If a line of the records holds the word "time", copy it out.

[Recorded data]
____
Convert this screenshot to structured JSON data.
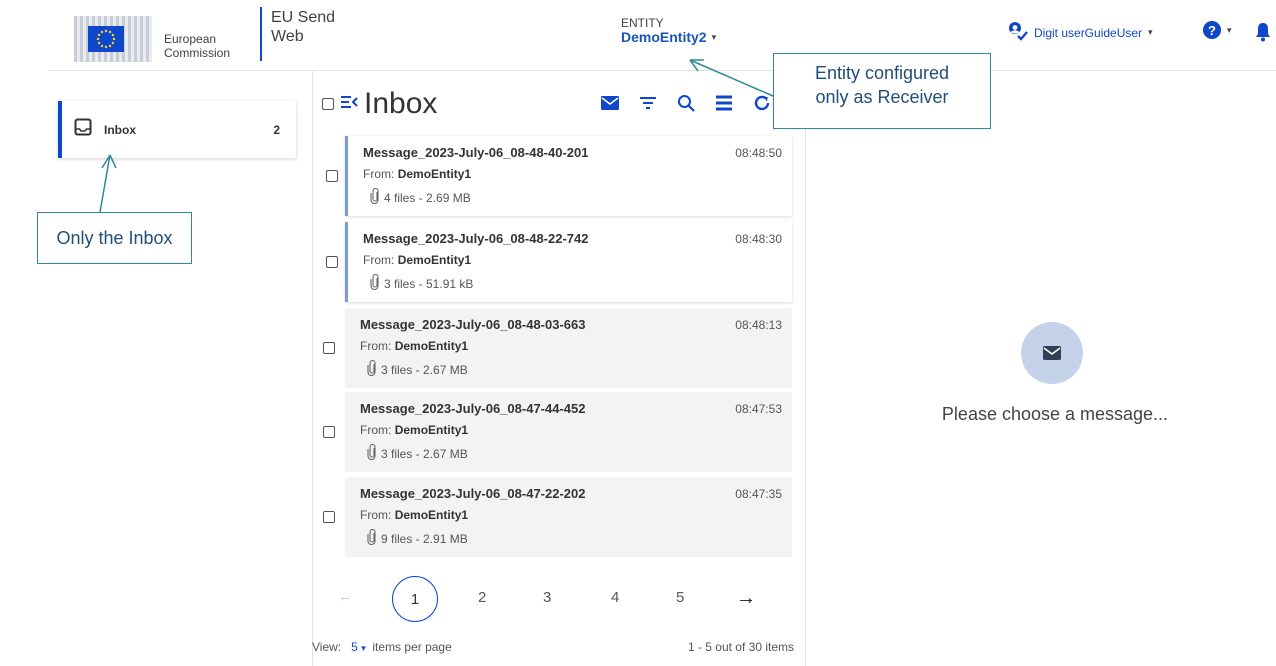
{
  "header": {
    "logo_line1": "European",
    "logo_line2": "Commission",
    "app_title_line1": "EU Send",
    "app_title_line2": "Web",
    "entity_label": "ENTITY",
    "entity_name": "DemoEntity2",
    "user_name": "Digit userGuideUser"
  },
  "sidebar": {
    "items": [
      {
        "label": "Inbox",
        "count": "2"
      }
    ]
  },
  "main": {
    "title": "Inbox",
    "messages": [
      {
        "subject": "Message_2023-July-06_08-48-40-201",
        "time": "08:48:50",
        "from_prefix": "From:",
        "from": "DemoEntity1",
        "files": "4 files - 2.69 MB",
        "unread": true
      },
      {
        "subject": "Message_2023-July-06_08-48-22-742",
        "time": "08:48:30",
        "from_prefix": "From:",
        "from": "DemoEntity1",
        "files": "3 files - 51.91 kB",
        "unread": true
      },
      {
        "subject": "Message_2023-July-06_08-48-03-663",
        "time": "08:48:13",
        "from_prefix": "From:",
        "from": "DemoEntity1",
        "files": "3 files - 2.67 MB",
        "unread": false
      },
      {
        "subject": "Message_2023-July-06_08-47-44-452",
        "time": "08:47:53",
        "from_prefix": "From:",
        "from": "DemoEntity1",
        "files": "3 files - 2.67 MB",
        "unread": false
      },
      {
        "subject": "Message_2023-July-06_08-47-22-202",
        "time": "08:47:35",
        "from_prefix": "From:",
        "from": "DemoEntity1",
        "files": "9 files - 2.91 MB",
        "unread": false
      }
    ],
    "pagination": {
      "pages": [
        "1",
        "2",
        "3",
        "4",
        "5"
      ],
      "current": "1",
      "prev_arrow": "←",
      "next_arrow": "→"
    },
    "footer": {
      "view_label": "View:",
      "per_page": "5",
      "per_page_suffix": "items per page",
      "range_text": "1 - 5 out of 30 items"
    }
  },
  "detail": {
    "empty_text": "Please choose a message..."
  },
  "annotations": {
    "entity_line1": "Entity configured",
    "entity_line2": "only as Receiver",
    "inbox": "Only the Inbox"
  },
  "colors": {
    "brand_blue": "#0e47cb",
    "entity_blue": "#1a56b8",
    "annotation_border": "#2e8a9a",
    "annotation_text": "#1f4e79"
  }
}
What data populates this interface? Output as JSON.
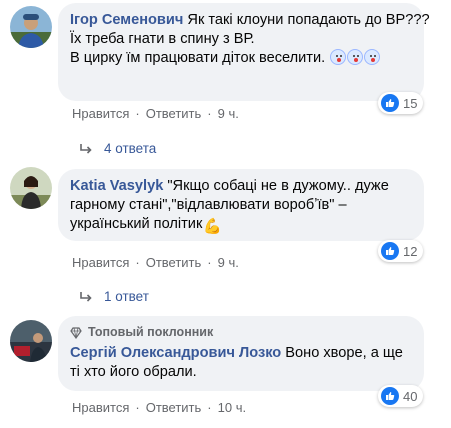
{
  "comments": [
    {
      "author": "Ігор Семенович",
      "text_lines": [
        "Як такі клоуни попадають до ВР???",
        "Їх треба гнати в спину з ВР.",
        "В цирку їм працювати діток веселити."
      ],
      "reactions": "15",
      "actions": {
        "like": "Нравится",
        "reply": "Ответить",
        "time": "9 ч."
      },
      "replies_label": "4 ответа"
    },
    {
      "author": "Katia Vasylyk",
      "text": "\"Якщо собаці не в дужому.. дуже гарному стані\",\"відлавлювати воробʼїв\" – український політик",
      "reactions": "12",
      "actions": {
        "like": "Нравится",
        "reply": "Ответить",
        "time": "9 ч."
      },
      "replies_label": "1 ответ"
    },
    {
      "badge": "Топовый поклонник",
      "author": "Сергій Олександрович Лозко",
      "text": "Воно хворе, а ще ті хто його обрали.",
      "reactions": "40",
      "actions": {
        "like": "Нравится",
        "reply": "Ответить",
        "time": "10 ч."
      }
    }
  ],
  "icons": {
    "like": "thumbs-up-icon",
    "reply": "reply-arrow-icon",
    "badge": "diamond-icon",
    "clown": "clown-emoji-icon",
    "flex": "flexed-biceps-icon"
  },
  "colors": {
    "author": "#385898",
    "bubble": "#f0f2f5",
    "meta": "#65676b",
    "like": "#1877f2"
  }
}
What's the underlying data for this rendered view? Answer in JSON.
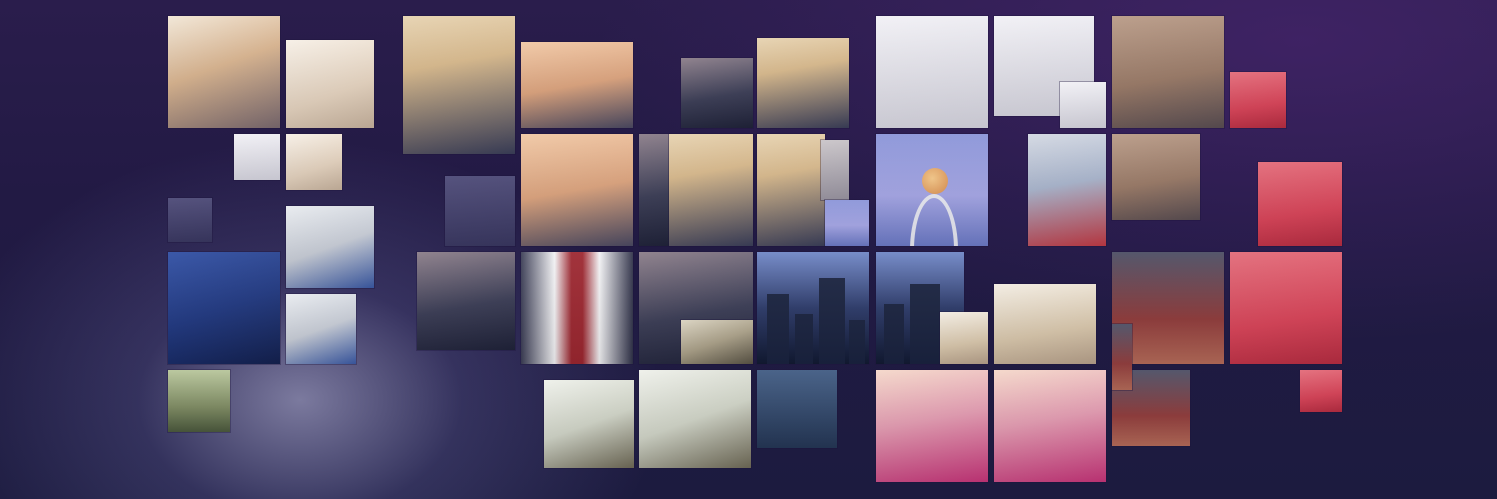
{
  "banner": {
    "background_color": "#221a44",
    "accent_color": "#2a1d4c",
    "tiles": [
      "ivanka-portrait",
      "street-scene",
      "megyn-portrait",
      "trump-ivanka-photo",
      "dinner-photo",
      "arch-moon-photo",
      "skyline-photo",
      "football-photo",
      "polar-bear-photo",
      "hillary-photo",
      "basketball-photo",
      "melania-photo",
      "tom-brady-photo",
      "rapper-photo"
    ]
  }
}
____
Exercise answer:
        "time": "08:48:50",
        "time": "08:48:30",
        "time": "08:48:13",
        "time": "08:47:53",
        "time": "08:47:35",
        "time": "9 ч."
        "time": "9 ч."
        "time": "10 ч."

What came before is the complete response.